- Once the area is fully dry, take your sheet of sandpaper and sand the surface until it’s completely smooth. This will ensure your next coat will stick.
- Apply more layers as needed. You’ll want to get the thickness right, so the patch matches the rest of the wall. This may require a few layers or several layers. Just take your time, and make sure you do it right.
- After you have a flat, smooth surface, give the new plaster quite a few days to fully cure before you think about trying to finish or paint it.
Tips for horsehair plaster demolition
If the problem in your horsehair plaster wall is much worse than you anticipated, then you may have to remove the. If you do, utilize these useful tips:
Make sure all the circuits in your home are turned off. You’ll also want to let every member of your household know you’re turning the circuits off.
Use a quality voltage tester to check switches and outlets.
An angle grinder works much better than a knife for removing large pieces of lath.
Be sure to protect your floor with a canvas or a blanket.
Before you start to remove the lath, clean up the plaster from the ground. When you have a mixed pile of lath and plaster, it’s more difficult to pick up.
Lath can be easily torn off with a prybar.
Priming and painting over your newly plastered wall
Once you have given your newly plastered walls several days to cure fully, you can start the priming and painting process. However, make sure you inspect your surface for any imperfections first. If everything looks good, then you can move forward.
- Go to your local home improvement store and get pigmented shellac. This solution comes in a can, so get as much as you need to cover the wall.
- Paint the surface with the pigmented shellac using a brush with soft bristles. This solution will reduce any moisture damage caused by the patching plaster. This solution also serves as a very effective primer. That’s why you want to make sure you apply it to any area you’ll be painting.
- Apply your choice of latex paint. Apply as many coats as it takes to cover the surface fully. Darker colors will require fewer coats than lighters shades like while, baby blue, and yellow. It’s also important to note that glossier paints tend to show imperfections a lot more than non-glossy paints.
- After you have applied as many layers as needed to your wall, let the surface dry for a few days. Once dry, wipe the surface down with a soft rag. Your surface is now complete.
Horsehair plaster and asbestos
Many builders over the years have mixed in asbestos into their plaster for several reasons. Why? First, asbestos helps make your plaster stronger, more sound absorbent, and fire-resistant too. Popcorn ceilings were the most popular form of asbestos in plaster.
Popcorn plaster was popular because it was very simple to apply, it was inexpensive, and it could be applied very fast. In addition to all of this, asbestos in plaster also made the plaster cover stains and imperfections in the wall that much better. Unfortunately, it was later discovered that asbestos could cause health problems and damage to our environment.

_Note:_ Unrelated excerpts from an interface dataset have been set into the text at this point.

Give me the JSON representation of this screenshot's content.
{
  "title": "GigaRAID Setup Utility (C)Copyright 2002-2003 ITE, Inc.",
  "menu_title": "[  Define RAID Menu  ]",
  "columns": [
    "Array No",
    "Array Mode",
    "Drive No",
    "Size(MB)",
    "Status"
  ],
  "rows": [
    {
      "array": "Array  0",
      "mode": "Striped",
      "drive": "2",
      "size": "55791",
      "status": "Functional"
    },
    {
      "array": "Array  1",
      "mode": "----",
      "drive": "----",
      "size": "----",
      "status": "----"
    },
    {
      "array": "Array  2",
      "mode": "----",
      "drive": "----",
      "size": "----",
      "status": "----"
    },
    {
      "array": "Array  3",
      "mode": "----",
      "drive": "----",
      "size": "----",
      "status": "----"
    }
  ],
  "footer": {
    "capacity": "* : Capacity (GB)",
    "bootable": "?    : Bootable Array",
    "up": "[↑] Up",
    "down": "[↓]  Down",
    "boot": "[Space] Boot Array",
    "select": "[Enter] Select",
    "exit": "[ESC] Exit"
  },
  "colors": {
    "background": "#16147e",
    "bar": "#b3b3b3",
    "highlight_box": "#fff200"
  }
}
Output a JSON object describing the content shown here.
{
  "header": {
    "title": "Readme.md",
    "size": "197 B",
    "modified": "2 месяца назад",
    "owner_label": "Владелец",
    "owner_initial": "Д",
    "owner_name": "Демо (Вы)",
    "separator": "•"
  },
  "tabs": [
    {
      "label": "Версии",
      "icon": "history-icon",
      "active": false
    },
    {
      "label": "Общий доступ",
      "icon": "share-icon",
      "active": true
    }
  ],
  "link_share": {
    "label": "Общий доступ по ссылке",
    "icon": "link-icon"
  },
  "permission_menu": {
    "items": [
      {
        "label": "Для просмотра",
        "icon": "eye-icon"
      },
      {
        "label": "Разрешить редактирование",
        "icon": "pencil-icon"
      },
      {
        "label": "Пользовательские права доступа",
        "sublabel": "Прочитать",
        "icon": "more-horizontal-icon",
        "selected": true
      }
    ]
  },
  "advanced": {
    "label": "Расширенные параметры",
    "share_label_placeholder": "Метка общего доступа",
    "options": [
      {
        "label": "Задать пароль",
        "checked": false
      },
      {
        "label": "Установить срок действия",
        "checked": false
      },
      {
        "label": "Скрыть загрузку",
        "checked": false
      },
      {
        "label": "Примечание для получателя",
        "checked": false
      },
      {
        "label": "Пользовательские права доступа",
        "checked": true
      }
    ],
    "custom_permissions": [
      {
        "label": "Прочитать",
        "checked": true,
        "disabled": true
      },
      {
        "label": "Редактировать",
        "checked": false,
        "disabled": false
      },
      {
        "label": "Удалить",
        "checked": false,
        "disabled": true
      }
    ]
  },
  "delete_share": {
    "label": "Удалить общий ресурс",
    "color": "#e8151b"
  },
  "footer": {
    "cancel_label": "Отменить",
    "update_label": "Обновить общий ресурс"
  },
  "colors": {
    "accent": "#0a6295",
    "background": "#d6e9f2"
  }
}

Although asbestos can be found in horsehair plaster, most of the time horsehair plaster doesn’t contain asbestos.
In fact, many professionals say that if the plaster on your walls has a lack of dark horsehair fibers, there’s a good chance the plaster may be contaminated with asbestos. Asbestos tends to be light-colored fibers. It’s the light-colored fibers you want to look out for.
If you think your walls may be contaminated with asbestos, it’s best to have them tested. The EPA gives advice every homeowner should heed. They say that if you’re in doubt, always treat the plaster surfaces as if they are contaminated with asbestos and have them sampled and analyzed by a trained professional. It’s for your own best interest.